((
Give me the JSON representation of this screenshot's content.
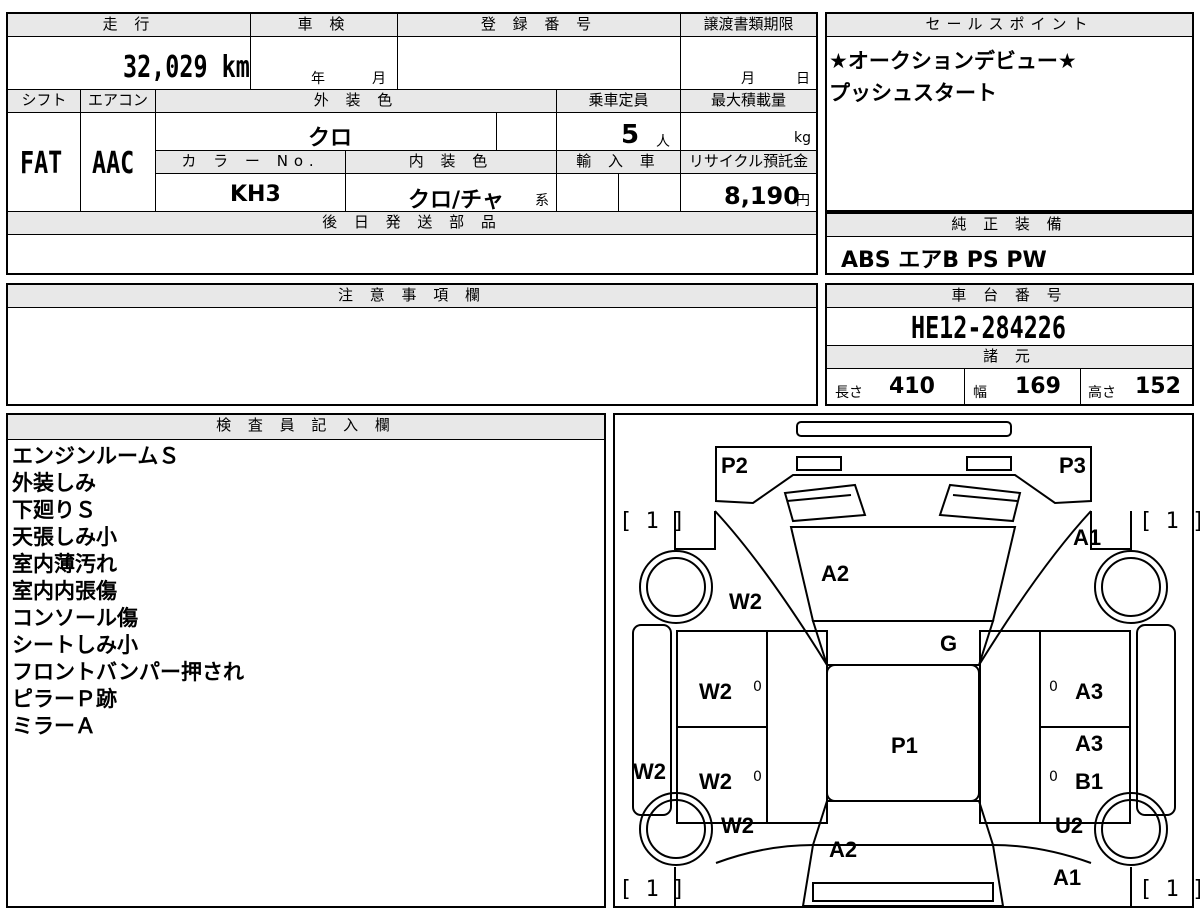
{
  "top": {
    "mileage_label": "走 行",
    "mileage": "32,029 km",
    "inspection_label": "車 検",
    "inspection_year": "年",
    "inspection_month": "月",
    "registration_label": "登 録 番 号",
    "registration": "",
    "transfer_label": "譲渡書類期限",
    "transfer_month": "月",
    "transfer_day": "日",
    "shift_label": "シフト",
    "shift": "FAT",
    "aircon_label": "エアコン",
    "aircon": "AAC",
    "exterior_label": "外 装 色",
    "exterior": "クロ",
    "capacity_label": "乗車定員",
    "capacity": "5",
    "capacity_unit": "人",
    "maxload_label": "最大積載量",
    "maxload_unit": "kg",
    "color_no_label": "カ ラ ー No.",
    "color_no": "KH3",
    "interior_label": "内 装 色",
    "interior": "クロ/チャ",
    "interior_suffix": "系",
    "import_label": "輸 入 車",
    "recycle_label": "リサイクル預託金",
    "recycle": "8,190",
    "recycle_unit": "円",
    "later_parts_label": "後 日 発 送 部 品"
  },
  "sales": {
    "label": "セールスポイント",
    "lines": [
      "★オークションデビュー★",
      "プッシュスタート"
    ]
  },
  "equipment": {
    "label": "純 正 装 備",
    "value": "ABS エアB PS PW"
  },
  "notes": {
    "label": "注 意 事 項 欄"
  },
  "chassis": {
    "label": "車 台 番 号",
    "value": "HE12-284226",
    "spec_label": "諸 元",
    "length_label": "長さ",
    "length": "410",
    "width_label": "幅",
    "width": "169",
    "height_label": "高さ",
    "height": "152"
  },
  "inspector": {
    "label": "検 査 員 記 入 欄",
    "lines": [
      "エンジンルームＳ",
      "外装しみ",
      "下廻りＳ",
      "天張しみ小",
      "室内薄汚れ",
      "室内内張傷",
      "コンソール傷",
      "シートしみ小",
      "フロントバンパー押され",
      "ピラーＰ跡",
      "ミラーＡ"
    ]
  },
  "diagram": {
    "labels": {
      "p2": "P2",
      "p3": "P3",
      "a1_top": "A1",
      "a2_top": "A2",
      "w2_a": "W2",
      "g": "G",
      "w2_b": "W2",
      "a3_a": "A3",
      "p1": "P1",
      "a3_b": "A3",
      "w2_side": "W2",
      "w2_c": "W2",
      "b1": "B1",
      "w2_d": "W2",
      "u2": "U2",
      "a2_bottom": "A2",
      "a1_bottom": "A1",
      "zero1": "0",
      "zero2": "0",
      "zero3": "0",
      "zero4": "0"
    },
    "tires": {
      "front_left": "[ 1 ]",
      "front_right": "[ 1 ]",
      "rear_left": "[ 1 ]",
      "rear_right": "[ 1 ]"
    }
  }
}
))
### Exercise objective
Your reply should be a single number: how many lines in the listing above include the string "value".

### Answer to this exercise
2